PROBLEM:
Report back each line of the data that contains the word "Lopez".

RECORDS SHOWN:
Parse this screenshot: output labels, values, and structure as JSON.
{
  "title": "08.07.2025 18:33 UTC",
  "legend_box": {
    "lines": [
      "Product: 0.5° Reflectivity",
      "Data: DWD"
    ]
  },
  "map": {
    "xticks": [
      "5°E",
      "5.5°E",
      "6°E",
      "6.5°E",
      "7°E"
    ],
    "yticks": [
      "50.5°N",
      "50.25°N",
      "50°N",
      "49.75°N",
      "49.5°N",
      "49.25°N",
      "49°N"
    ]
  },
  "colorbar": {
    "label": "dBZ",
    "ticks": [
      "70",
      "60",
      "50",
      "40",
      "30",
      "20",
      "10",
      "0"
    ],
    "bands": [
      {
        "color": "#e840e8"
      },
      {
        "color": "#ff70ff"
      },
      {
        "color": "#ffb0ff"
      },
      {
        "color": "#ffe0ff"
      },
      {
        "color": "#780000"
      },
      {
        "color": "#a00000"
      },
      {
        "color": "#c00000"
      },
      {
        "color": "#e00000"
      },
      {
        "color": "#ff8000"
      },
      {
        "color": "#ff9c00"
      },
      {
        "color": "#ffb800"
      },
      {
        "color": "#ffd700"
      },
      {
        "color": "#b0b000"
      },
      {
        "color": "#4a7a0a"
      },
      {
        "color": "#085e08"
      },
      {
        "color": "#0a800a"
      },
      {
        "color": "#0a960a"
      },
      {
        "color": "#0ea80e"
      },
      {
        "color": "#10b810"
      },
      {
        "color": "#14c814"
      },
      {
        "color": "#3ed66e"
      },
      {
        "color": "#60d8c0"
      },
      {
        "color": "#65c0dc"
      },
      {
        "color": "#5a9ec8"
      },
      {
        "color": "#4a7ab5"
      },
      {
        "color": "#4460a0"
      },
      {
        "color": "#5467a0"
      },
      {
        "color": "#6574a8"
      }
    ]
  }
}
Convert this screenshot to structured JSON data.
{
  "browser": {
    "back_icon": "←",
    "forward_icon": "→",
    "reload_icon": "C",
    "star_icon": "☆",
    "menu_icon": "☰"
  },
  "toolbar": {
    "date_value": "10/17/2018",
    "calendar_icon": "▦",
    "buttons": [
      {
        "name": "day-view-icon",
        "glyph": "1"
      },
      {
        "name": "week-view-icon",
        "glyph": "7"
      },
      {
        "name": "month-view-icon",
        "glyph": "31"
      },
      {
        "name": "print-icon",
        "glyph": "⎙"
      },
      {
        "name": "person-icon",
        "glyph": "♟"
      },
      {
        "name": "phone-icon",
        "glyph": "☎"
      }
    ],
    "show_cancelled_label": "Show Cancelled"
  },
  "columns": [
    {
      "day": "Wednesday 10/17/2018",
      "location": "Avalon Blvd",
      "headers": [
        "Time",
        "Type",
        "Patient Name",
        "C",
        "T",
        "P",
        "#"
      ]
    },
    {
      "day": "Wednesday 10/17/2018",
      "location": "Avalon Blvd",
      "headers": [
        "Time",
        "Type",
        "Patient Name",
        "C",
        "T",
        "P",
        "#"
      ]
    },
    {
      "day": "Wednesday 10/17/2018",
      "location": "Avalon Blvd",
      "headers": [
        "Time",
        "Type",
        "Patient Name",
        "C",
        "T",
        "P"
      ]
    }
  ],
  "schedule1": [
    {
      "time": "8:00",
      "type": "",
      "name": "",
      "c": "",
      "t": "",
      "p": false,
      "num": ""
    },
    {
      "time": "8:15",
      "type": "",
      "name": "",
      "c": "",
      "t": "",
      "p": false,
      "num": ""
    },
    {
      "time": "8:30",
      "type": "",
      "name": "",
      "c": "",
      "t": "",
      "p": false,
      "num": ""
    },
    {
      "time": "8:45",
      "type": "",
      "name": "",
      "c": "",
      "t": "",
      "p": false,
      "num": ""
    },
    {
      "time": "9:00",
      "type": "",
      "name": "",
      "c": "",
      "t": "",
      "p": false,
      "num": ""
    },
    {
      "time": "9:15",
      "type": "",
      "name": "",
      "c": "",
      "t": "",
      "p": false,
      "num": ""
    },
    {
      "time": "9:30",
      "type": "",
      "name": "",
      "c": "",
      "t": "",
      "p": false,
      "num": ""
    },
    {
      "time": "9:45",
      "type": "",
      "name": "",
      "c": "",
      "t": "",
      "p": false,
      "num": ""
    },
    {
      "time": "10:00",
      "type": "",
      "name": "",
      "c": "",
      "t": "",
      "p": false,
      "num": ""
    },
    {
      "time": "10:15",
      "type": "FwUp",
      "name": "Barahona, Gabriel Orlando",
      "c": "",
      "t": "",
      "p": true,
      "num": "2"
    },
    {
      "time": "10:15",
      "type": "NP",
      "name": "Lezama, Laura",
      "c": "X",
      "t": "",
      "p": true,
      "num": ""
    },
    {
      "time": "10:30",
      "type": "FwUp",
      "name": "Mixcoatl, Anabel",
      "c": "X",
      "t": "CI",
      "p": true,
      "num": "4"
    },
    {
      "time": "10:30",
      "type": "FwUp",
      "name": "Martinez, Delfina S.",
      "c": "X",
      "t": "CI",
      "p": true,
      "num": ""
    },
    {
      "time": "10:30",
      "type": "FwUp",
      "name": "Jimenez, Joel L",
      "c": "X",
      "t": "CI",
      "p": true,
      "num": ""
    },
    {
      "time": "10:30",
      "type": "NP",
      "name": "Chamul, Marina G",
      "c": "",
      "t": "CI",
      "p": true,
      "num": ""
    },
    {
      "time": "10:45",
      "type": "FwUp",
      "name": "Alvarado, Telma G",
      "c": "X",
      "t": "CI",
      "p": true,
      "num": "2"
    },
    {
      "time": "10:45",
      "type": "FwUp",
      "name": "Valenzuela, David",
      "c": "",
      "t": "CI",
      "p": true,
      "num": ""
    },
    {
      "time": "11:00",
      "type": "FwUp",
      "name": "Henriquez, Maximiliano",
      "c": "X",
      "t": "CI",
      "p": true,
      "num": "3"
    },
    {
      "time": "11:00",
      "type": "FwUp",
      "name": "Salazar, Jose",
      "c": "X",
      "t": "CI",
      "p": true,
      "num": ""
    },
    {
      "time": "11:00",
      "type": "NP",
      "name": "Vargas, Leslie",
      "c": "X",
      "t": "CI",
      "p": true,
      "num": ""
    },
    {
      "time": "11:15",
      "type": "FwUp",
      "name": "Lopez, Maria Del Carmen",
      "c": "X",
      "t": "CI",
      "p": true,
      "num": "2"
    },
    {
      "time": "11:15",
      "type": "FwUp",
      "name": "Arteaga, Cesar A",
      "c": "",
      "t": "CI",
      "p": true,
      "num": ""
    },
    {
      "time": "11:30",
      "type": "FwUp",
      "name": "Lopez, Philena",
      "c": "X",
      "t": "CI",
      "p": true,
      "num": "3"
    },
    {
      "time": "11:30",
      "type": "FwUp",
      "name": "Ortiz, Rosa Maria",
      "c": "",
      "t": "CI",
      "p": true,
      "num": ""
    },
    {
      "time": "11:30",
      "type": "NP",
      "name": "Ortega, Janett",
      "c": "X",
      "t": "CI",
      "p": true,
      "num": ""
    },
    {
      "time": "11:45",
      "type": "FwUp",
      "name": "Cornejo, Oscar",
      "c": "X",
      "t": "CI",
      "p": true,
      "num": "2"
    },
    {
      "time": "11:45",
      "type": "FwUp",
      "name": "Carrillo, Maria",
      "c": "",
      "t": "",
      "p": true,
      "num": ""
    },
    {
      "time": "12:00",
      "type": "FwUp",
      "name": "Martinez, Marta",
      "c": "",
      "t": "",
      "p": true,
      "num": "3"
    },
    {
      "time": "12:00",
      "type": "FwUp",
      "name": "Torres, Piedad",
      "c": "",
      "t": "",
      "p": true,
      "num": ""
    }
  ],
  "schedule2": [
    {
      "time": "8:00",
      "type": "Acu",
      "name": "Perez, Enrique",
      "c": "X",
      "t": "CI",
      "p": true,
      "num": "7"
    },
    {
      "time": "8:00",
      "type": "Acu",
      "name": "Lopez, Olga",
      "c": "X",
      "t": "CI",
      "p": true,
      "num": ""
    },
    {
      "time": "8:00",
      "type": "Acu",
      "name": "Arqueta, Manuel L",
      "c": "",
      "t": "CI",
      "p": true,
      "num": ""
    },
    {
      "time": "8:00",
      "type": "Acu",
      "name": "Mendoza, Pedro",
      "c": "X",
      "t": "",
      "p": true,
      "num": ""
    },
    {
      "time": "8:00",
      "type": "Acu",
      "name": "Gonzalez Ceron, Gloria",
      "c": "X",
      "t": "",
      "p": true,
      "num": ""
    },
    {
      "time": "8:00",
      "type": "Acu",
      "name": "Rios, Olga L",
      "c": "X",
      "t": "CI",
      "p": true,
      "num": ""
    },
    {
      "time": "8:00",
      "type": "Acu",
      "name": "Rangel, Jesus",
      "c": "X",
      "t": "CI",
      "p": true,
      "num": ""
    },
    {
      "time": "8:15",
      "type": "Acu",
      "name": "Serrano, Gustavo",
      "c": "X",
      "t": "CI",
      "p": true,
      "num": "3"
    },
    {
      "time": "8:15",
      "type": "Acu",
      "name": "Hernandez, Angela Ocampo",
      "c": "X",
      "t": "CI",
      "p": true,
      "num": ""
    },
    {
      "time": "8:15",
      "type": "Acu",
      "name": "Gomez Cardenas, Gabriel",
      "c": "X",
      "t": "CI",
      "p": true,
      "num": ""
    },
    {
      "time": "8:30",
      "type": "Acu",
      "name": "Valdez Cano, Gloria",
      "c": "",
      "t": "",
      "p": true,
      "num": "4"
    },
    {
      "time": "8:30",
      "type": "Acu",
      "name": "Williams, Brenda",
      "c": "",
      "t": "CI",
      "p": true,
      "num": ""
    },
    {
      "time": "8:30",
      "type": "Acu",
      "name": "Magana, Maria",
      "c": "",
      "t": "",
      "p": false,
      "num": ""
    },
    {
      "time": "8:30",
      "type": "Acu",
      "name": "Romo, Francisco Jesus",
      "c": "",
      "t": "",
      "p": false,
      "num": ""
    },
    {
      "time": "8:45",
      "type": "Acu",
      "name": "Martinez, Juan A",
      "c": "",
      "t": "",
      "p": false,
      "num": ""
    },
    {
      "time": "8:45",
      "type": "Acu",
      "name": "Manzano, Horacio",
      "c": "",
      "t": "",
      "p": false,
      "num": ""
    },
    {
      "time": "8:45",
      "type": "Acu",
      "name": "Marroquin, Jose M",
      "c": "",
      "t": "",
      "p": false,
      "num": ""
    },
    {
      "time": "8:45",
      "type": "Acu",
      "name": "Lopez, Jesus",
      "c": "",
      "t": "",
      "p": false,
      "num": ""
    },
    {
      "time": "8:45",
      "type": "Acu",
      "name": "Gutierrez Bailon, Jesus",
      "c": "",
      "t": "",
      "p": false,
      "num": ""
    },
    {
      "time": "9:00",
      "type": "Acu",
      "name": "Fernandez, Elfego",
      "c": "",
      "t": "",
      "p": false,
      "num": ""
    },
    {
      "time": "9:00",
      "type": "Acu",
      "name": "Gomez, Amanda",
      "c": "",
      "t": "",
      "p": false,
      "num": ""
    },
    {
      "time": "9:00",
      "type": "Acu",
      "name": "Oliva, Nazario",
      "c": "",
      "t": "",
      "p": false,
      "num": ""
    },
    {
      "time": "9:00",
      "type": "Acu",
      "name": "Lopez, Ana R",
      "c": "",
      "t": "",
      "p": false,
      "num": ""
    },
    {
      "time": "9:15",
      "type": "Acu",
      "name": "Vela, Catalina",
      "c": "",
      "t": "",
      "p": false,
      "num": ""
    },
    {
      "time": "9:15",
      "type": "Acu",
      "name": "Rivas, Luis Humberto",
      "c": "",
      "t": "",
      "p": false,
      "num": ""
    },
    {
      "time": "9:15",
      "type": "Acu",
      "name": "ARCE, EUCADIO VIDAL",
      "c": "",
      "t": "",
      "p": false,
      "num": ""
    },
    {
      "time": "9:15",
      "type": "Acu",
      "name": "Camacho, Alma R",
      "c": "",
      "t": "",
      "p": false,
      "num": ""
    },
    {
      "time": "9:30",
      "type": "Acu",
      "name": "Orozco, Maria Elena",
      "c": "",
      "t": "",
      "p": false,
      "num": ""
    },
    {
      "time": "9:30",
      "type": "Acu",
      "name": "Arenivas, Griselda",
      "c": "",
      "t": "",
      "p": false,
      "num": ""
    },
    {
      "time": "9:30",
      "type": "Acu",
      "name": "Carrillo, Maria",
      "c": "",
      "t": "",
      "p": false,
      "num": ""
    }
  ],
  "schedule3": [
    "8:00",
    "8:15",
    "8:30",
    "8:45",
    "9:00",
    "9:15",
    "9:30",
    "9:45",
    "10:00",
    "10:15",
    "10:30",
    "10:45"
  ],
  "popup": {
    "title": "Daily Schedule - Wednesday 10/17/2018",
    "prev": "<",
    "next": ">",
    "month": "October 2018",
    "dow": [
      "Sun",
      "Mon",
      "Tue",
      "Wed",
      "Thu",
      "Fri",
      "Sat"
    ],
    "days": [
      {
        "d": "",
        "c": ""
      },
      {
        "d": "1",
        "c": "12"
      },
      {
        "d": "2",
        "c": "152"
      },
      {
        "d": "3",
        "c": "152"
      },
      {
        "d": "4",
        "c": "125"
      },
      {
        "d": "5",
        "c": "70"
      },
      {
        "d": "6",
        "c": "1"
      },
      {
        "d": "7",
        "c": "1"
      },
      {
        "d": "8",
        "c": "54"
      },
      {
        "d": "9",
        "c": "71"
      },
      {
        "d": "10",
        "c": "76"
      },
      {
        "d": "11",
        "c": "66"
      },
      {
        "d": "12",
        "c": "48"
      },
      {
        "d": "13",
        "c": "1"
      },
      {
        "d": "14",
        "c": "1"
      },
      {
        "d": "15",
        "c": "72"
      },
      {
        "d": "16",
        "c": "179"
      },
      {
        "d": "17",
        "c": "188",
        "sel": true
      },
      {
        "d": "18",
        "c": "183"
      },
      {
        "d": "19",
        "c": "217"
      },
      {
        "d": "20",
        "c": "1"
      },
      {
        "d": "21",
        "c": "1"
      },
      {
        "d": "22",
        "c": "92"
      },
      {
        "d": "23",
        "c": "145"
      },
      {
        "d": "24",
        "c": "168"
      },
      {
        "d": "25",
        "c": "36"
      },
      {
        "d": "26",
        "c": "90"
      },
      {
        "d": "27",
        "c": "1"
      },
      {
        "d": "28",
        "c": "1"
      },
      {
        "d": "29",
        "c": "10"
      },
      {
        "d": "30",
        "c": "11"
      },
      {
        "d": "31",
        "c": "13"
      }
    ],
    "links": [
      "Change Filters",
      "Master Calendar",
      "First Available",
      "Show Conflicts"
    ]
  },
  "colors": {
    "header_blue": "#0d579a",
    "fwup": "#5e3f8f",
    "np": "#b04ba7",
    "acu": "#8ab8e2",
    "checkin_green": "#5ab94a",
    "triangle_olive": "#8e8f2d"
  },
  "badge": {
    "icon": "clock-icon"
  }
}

RESPONSE AREA:
      "name": "Lopez, Maria Del Carmen",
      "name": "Lopez, Philena",
      "name": "Lopez, Olga",
      "name": "Lopez, Jesus",
      "name": "Lopez, Ana R",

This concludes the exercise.